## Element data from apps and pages
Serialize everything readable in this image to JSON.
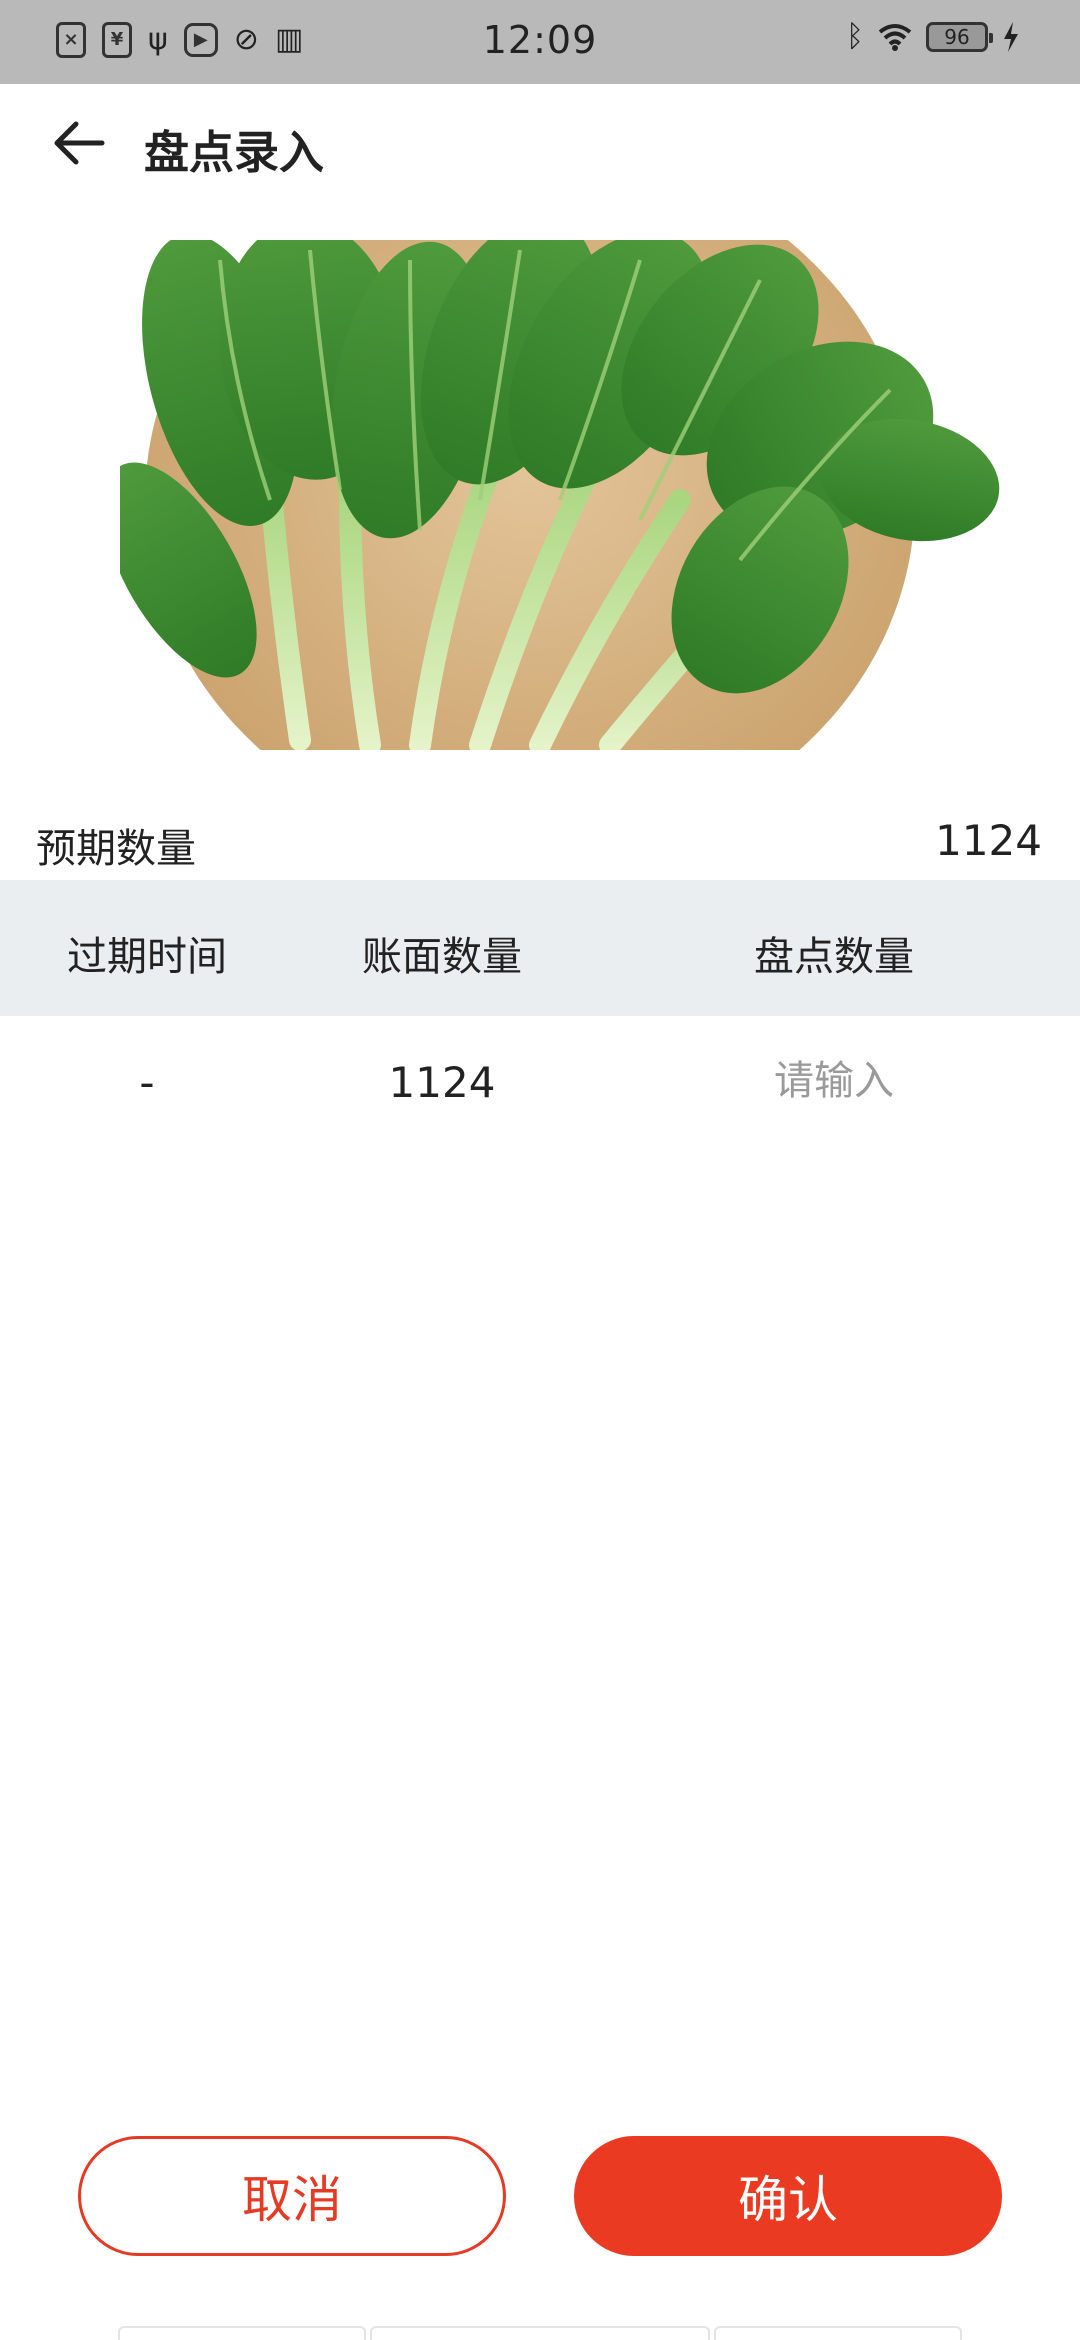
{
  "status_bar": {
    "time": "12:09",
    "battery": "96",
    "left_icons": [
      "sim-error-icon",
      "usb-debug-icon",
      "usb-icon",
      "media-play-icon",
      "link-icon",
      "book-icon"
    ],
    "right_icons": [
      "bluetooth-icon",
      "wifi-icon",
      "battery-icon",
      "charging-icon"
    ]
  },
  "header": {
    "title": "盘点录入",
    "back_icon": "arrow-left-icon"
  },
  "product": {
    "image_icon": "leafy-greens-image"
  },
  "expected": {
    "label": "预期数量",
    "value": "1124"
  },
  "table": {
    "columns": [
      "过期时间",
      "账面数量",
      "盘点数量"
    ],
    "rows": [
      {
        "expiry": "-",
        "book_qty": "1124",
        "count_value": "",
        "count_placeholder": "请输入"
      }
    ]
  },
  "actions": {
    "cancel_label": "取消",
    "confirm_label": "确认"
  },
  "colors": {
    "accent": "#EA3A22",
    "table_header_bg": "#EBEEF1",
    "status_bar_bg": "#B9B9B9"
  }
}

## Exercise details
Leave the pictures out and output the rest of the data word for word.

## Written solution
Serialize everything readable in this image to JSON.
{
  "status_bar": {
    "time": "12:09",
    "battery": "96",
    "left_icons": [
      "sim-error-icon",
      "usb-debug-icon",
      "usb-icon",
      "media-play-icon",
      "link-icon",
      "book-icon"
    ],
    "right_icons": [
      "bluetooth-icon",
      "wifi-icon",
      "battery-icon",
      "charging-icon"
    ]
  },
  "header": {
    "title": "盘点录入",
    "back_icon": "arrow-left-icon"
  },
  "product": {
    "image_icon": "leafy-greens-image"
  },
  "expected": {
    "label": "预期数量",
    "value": "1124"
  },
  "table": {
    "columns": [
      "过期时间",
      "账面数量",
      "盘点数量"
    ],
    "rows": [
      {
        "expiry": "-",
        "book_qty": "1124",
        "count_value": "",
        "count_placeholder": "请输入"
      }
    ]
  },
  "actions": {
    "cancel_label": "取消",
    "confirm_label": "确认"
  },
  "colors": {
    "accent": "#EA3A22",
    "table_header_bg": "#EBEEF1",
    "status_bar_bg": "#B9B9B9"
  }
}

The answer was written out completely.